While the domestic arena is pretty much impervious to Presidential bullying, except in a national crisis, such as an economic depression, it is only in the realm of foreign policy that a President can make his real mark, as the case of George W. Bush makes all too ominously clear. Congress long ago ceded this arena to the imperial Presidency, abdicating its constitutional duty in the process, and so what happens, every four years, is that we elect a foreign policy dictator who can take us into war -- or out of it -- at will.
Justin Raimondo, 2008:
[T]he growth of presidential power -- epitomized in the openly authoritarian legal "theories" of the current administration, which give the White House something very close to absolute power in wartime -- is greatly accelerated by imperialization. Indeed, this has been the main engine of the growing imbalance of power between the three branches of the federal government. They don’t call it the "imperial presidency" for nothing.
Justin Raimondo, 2009:
In the age of the imperial presidency, where Congress and the people play only an advisory role, the emperor can certainly choose to "listen" to various petitioners, whether they be members of Congress or just ordinary non-titled mortals, but in the end The Decider decides -- and he does so, we are told, in a void, as the vessel of a perfect objectivity, in utter isolation from both lobbyists and the voters who put him in office.
Justin Raimondo, 2018:
Isn’t the President the most powerful person on earth? Doesn’t he (or she!) determine US foreign policy? Well, no, the President is not a dictator, nor is he the final arbiter of US policy: he is, in large part, at the mercy of the 'permanent government,' i.e. the career bureaucrats who persist no matter which party is in power, and without which the government cannot function. ("A President Held Hostage?" 04/19/18)
On one side is the Deep State, with its self-interested globalist leadership so invested in our interventionist foreign policy that even Trump’s limited (albeit surprisingly radical) critique poses a deadly threat to their power. On the other side is Trump, the outsider, who often has to work against and around his own government in order to pursue his preferred policies. ("Saboteurs of Peace: On the Road to Helsinki," 07/16/18)

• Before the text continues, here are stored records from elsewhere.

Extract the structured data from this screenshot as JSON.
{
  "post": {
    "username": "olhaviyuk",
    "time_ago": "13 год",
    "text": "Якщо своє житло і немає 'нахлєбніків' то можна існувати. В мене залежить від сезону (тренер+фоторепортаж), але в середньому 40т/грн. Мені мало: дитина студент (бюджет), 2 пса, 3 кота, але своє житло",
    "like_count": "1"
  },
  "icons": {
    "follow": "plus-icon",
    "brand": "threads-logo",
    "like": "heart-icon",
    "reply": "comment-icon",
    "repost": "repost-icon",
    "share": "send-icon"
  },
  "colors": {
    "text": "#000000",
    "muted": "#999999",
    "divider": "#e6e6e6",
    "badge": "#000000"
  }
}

[P]lease don’t bother me with objections like “But what about our Syria policy?” or “Didn’t he just impose new sanctions on Moscow?” whenever I point to Trump’s transitional role as the harbinger of a new foreign policy. Because the real culprits are the self-selected “officials” of the “steady state” set up by the coup plotters in the White House basement. ("The Seditionists," 09/10/18)